- [EXERCISE DESCRIPTION]:
Reproduce the entries exactly, but keep the pictures out of the copy.

START RECORDS SUPPLIED

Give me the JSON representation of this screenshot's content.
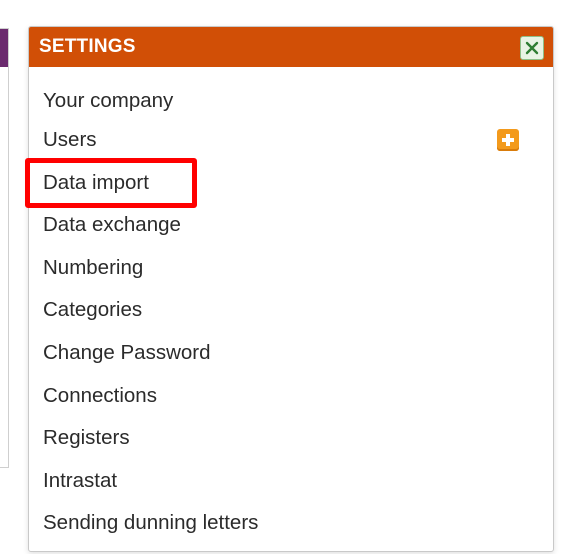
{
  "settings": {
    "title": "SETTINGS",
    "close_icon": "close-icon",
    "items": [
      {
        "label": "Your company"
      },
      {
        "label": "Users",
        "action_icon": "plus-icon"
      },
      {
        "label": "Data import",
        "highlighted": true
      },
      {
        "label": "Data exchange"
      },
      {
        "label": "Numbering"
      },
      {
        "label": "Categories"
      },
      {
        "label": "Change Password"
      },
      {
        "label": "Connections"
      },
      {
        "label": "Registers"
      },
      {
        "label": "Intrastat"
      },
      {
        "label": "Sending dunning letters"
      }
    ]
  },
  "colors": {
    "header_bg": "#d14f06",
    "header_text": "#ffffff",
    "highlight": "#ff0000",
    "add_button": "#f39a1c",
    "left_panel_header": "#6b2a6e"
  }
}
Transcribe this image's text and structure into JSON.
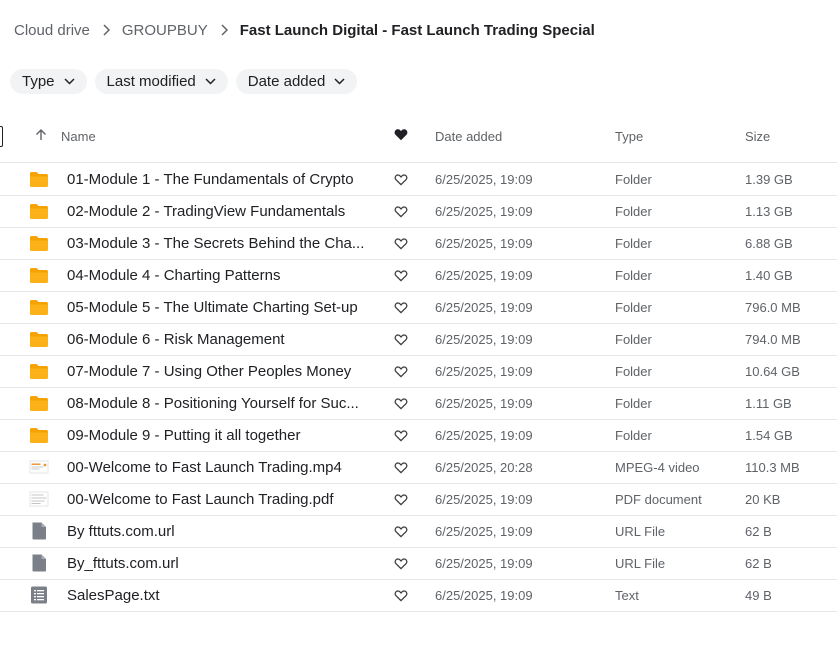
{
  "breadcrumb": {
    "items": [
      "Cloud drive",
      "GROUPBUY"
    ],
    "current": "Fast Launch Digital - Fast Launch Trading Special"
  },
  "filters": [
    {
      "label": "Type"
    },
    {
      "label": "Last modified"
    },
    {
      "label": "Date added"
    }
  ],
  "table": {
    "headers": {
      "name": "Name",
      "favorite": "heart-icon",
      "date_added": "Date added",
      "type": "Type",
      "size": "Size"
    },
    "rows": [
      {
        "name": "01-Module 1 - The Fundamentals of Crypto",
        "icon": "folder-icon",
        "date": "6/25/2025, 19:09",
        "type": "Folder",
        "size": "1.39 GB"
      },
      {
        "name": "02-Module 2 - TradingView Fundamentals",
        "icon": "folder-icon",
        "date": "6/25/2025, 19:09",
        "type": "Folder",
        "size": "1.13 GB"
      },
      {
        "name": "03-Module 3 - The Secrets Behind the Cha...",
        "icon": "folder-icon",
        "date": "6/25/2025, 19:09",
        "type": "Folder",
        "size": "6.88 GB"
      },
      {
        "name": "04-Module 4 - Charting Patterns",
        "icon": "folder-icon",
        "date": "6/25/2025, 19:09",
        "type": "Folder",
        "size": "1.40 GB"
      },
      {
        "name": "05-Module 5 - The Ultimate Charting Set-up",
        "icon": "folder-icon",
        "date": "6/25/2025, 19:09",
        "type": "Folder",
        "size": "796.0 MB"
      },
      {
        "name": "06-Module 6 - Risk Management",
        "icon": "folder-icon",
        "date": "6/25/2025, 19:09",
        "type": "Folder",
        "size": "794.0 MB"
      },
      {
        "name": "07-Module 7 - Using Other Peoples Money",
        "icon": "folder-icon",
        "date": "6/25/2025, 19:09",
        "type": "Folder",
        "size": "10.64 GB"
      },
      {
        "name": "08-Module 8 - Positioning Yourself for Suc...",
        "icon": "folder-icon",
        "date": "6/25/2025, 19:09",
        "type": "Folder",
        "size": "1.11 GB"
      },
      {
        "name": "09-Module 9 - Putting it all together",
        "icon": "folder-icon",
        "date": "6/25/2025, 19:09",
        "type": "Folder",
        "size": "1.54 GB"
      },
      {
        "name": "00-Welcome to Fast Launch Trading.mp4",
        "icon": "video-thumbnail-icon",
        "date": "6/25/2025, 20:28",
        "type": "MPEG-4 video",
        "size": "110.3 MB"
      },
      {
        "name": "00-Welcome to Fast Launch Trading.pdf",
        "icon": "pdf-thumbnail-icon",
        "date": "6/25/2025, 19:09",
        "type": "PDF document",
        "size": "20 KB"
      },
      {
        "name": "By fttuts.com.url",
        "icon": "generic-file-icon",
        "date": "6/25/2025, 19:09",
        "type": "URL File",
        "size": "62 B"
      },
      {
        "name": "By_fttuts.com.url",
        "icon": "generic-file-icon",
        "date": "6/25/2025, 19:09",
        "type": "URL File",
        "size": "62 B"
      },
      {
        "name": "SalesPage.txt",
        "icon": "text-file-icon",
        "date": "6/25/2025, 19:09",
        "type": "Text",
        "size": "49 B"
      }
    ]
  },
  "colors": {
    "folder": "#fbb117",
    "folder_tab": "#f5a300",
    "file_gray": "#7b8088",
    "text_primary": "#202124",
    "text_secondary": "#5f6368",
    "chip_bg": "#f1f3f4",
    "divider": "#e8e8e8"
  }
}
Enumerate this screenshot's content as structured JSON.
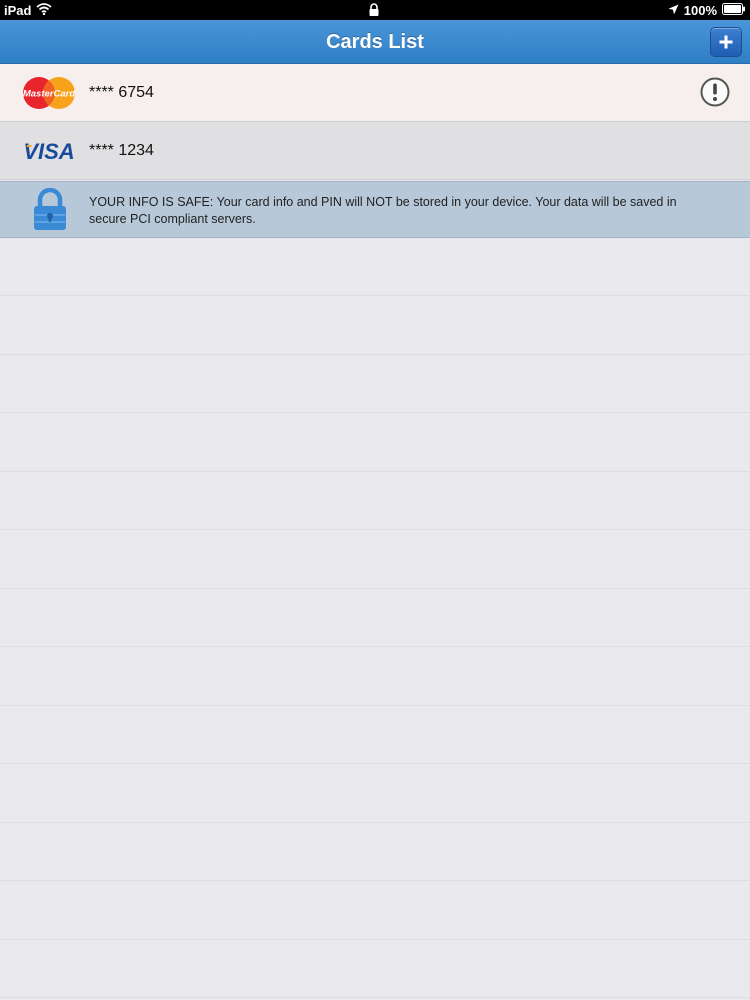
{
  "status_bar": {
    "device": "iPad",
    "battery": "100%"
  },
  "nav": {
    "title": "Cards List",
    "add_button_label": "+"
  },
  "cards": [
    {
      "brand": "MasterCard",
      "number": "**** 6754",
      "has_alert": true
    },
    {
      "brand": "VISA",
      "number": "**** 1234",
      "has_alert": false
    }
  ],
  "info": {
    "text": "YOUR INFO IS SAFE: Your card info and PIN will NOT be stored in your device. Your data will be saved in secure PCI compliant servers."
  },
  "colors": {
    "nav_blue": "#3a88cf",
    "mastercard_red": "#e8242c",
    "mastercard_orange": "#f7a21b",
    "visa_blue": "#1a4a9c",
    "visa_gold": "#f5a91d",
    "lock_blue": "#3a8ad6"
  },
  "icons": {
    "wifi": "wifi-icon",
    "lock": "lock-icon",
    "location": "location-arrow-icon",
    "battery": "battery-icon",
    "add": "plus-icon",
    "alert": "exclamation-circle-icon",
    "secure": "padlock-icon"
  }
}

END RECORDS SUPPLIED

- [EXERCISE SOLUTION]:
Give me the JSON representation of this screenshot's content.
{
  "settings": {
    "title": "SETTINGS",
    "close_icon": "close-icon",
    "items": [
      {
        "label": "Your company"
      },
      {
        "label": "Users",
        "action_icon": "plus-icon"
      },
      {
        "label": "Data import",
        "highlighted": true
      },
      {
        "label": "Data exchange"
      },
      {
        "label": "Numbering"
      },
      {
        "label": "Categories"
      },
      {
        "label": "Change Password"
      },
      {
        "label": "Connections"
      },
      {
        "label": "Registers"
      },
      {
        "label": "Intrastat"
      },
      {
        "label": "Sending dunning letters"
      }
    ]
  },
  "colors": {
    "header_bg": "#d14f06",
    "header_text": "#ffffff",
    "highlight": "#ff0000",
    "add_button": "#f39a1c",
    "left_panel_header": "#6b2a6e"
  }
}
Transcribe this image's text and structure into JSON.
{
  "breadcrumb": {
    "items": [
      "Cloud drive",
      "GROUPBUY"
    ],
    "current": "Fast Launch Digital - Fast Launch Trading Special"
  },
  "filters": [
    {
      "label": "Type"
    },
    {
      "label": "Last modified"
    },
    {
      "label": "Date added"
    }
  ],
  "table": {
    "headers": {
      "name": "Name",
      "favorite": "heart-icon",
      "date_added": "Date added",
      "type": "Type",
      "size": "Size"
    },
    "rows": [
      {
        "name": "01-Module 1 - The Fundamentals of Crypto",
        "icon": "folder-icon",
        "date": "6/25/2025, 19:09",
        "type": "Folder",
        "size": "1.39 GB"
      },
      {
        "name": "02-Module 2 - TradingView Fundamentals",
        "icon": "folder-icon",
        "date": "6/25/2025, 19:09",
        "type": "Folder",
        "size": "1.13 GB"
      },
      {
        "name": "03-Module 3 - The Secrets Behind the Cha...",
        "icon": "folder-icon",
        "date": "6/25/2025, 19:09",
        "type": "Folder",
        "size": "6.88 GB"
      },
      {
        "name": "04-Module 4 - Charting Patterns",
        "icon": "folder-icon",
        "date": "6/25/2025, 19:09",
        "type": "Folder",
        "size": "1.40 GB"
      },
      {
        "name": "05-Module 5 - The Ultimate Charting Set-up",
        "icon": "folder-icon",
        "date": "6/25/2025, 19:09",
        "type": "Folder",
        "size": "796.0 MB"
      },
      {
        "name": "06-Module 6 - Risk Management",
        "icon": "folder-icon",
        "date": "6/25/2025, 19:09",
        "type": "Folder",
        "size": "794.0 MB"
      },
      {
        "name": "07-Module 7 - Using Other Peoples Money",
        "icon": "folder-icon",
        "date": "6/25/2025, 19:09",
        "type": "Folder",
        "size": "10.64 GB"
      },
      {
        "name": "08-Module 8 - Positioning Yourself for Suc...",
        "icon": "folder-icon",
        "date": "6/25/2025, 19:09",
        "type": "Folder",
        "size": "1.11 GB"
      },
      {
        "name": "09-Module 9 - Putting it all together",
        "icon": "folder-icon",
        "date": "6/25/2025, 19:09",
        "type": "Folder",
        "size": "1.54 GB"
      },
      {
        "name": "00-Welcome to Fast Launch Trading.mp4",
        "icon": "video-thumbnail-icon",
        "date": "6/25/2025, 20:28",
        "type": "MPEG-4 video",
        "size": "110.3 MB"
      },
      {
        "name": "00-Welcome to Fast Launch Trading.pdf",
        "icon": "pdf-thumbnail-icon",
        "date": "6/25/2025, 19:09",
        "type": "PDF document",
        "size": "20 KB"
      },
      {
        "name": "By fttuts.com.url",
        "icon": "generic-file-icon",
        "date": "6/25/2025, 19:09",
        "type": "URL File",
        "size": "62 B"
      },
      {
        "name": "By_fttuts.com.url",
        "icon": "generic-file-icon",
        "date": "6/25/2025, 19:09",
        "type": "URL File",
        "size": "62 B"
      },
      {
        "name": "SalesPage.txt",
        "icon": "text-file-icon",
        "date": "6/25/2025, 19:09",
        "type": "Text",
        "size": "49 B"
      }
    ]
  },
  "colors": {
    "folder": "#fbb117",
    "folder_tab": "#f5a300",
    "file_gray": "#7b8088",
    "text_primary": "#202124",
    "text_secondary": "#5f6368",
    "chip_bg": "#f1f3f4",
    "divider": "#e8e8e8"
  }
}
Enumerate this screenshot's content as structured JSON.
{
  "status_bar": {
    "device": "iPad",
    "battery": "100%"
  },
  "nav": {
    "title": "Cards List",
    "add_button_label": "+"
  },
  "cards": [
    {
      "brand": "MasterCard",
      "number": "**** 6754",
      "has_alert": true
    },
    {
      "brand": "VISA",
      "number": "**** 1234",
      "has_alert": false
    }
  ],
  "info": {
    "text": "YOUR INFO IS SAFE: Your card info and PIN will NOT be stored in your device. Your data will be saved in secure PCI compliant servers."
  },
  "colors": {
    "nav_blue": "#3a88cf",
    "mastercard_red": "#e8242c",
    "mastercard_orange": "#f7a21b",
    "visa_blue": "#1a4a9c",
    "visa_gold": "#f5a91d",
    "lock_blue": "#3a8ad6"
  },
  "icons": {
    "wifi": "wifi-icon",
    "lock": "lock-icon",
    "location": "location-arrow-icon",
    "battery": "battery-icon",
    "add": "plus-icon",
    "alert": "exclamation-circle-icon",
    "secure": "padlock-icon"
  }
}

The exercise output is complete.